* Task goal *
The job is to find each line of the records below that includes the word "title" and copy it.

* Stored records *
[Start of section]

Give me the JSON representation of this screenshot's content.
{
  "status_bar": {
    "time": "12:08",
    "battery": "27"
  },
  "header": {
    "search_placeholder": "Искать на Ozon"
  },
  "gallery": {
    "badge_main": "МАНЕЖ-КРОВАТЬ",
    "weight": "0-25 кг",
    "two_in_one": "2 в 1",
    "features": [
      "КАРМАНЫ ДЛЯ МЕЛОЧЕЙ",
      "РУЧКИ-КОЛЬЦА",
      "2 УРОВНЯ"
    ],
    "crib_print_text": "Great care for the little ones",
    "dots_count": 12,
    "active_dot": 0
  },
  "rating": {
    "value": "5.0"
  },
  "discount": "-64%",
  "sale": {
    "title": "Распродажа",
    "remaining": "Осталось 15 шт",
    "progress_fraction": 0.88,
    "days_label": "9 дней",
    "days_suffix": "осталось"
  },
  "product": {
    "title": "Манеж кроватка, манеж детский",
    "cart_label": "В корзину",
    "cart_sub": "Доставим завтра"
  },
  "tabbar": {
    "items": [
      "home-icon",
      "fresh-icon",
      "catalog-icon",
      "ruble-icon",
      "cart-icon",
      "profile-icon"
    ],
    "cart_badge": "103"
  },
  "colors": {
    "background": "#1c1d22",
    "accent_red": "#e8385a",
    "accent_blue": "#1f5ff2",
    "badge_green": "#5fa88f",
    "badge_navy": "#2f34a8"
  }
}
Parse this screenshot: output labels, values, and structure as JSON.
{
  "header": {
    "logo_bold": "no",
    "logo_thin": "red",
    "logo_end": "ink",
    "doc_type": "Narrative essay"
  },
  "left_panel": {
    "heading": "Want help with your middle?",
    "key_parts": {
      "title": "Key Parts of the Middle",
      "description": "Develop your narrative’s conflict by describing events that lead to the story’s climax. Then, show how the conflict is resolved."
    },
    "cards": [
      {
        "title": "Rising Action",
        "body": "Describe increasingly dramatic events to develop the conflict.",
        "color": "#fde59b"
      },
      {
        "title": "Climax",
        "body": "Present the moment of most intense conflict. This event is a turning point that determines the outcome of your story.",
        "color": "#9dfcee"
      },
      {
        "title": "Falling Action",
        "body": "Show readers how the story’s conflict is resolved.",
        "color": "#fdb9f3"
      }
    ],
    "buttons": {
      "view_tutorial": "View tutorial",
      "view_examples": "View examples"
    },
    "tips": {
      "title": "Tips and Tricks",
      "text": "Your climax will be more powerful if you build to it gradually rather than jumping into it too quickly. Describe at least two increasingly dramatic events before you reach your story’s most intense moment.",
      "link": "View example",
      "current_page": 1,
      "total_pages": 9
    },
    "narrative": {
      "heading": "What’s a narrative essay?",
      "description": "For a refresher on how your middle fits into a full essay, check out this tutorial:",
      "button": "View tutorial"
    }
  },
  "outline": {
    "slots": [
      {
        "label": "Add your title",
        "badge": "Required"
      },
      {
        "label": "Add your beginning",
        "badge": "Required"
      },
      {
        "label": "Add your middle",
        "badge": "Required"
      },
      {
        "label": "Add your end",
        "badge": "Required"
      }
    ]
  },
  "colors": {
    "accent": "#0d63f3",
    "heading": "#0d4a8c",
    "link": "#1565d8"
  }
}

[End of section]

* Response below *
    "title": "Распродажа",
    "title": "Манеж кроватка, манеж детский",
      "title": "Key Parts of the Middle",
        "title": "Rising Action",
        "title": "Climax",
        "title": "Falling Action",
      "title": "Tips and Tricks",
        "label": "Add your title",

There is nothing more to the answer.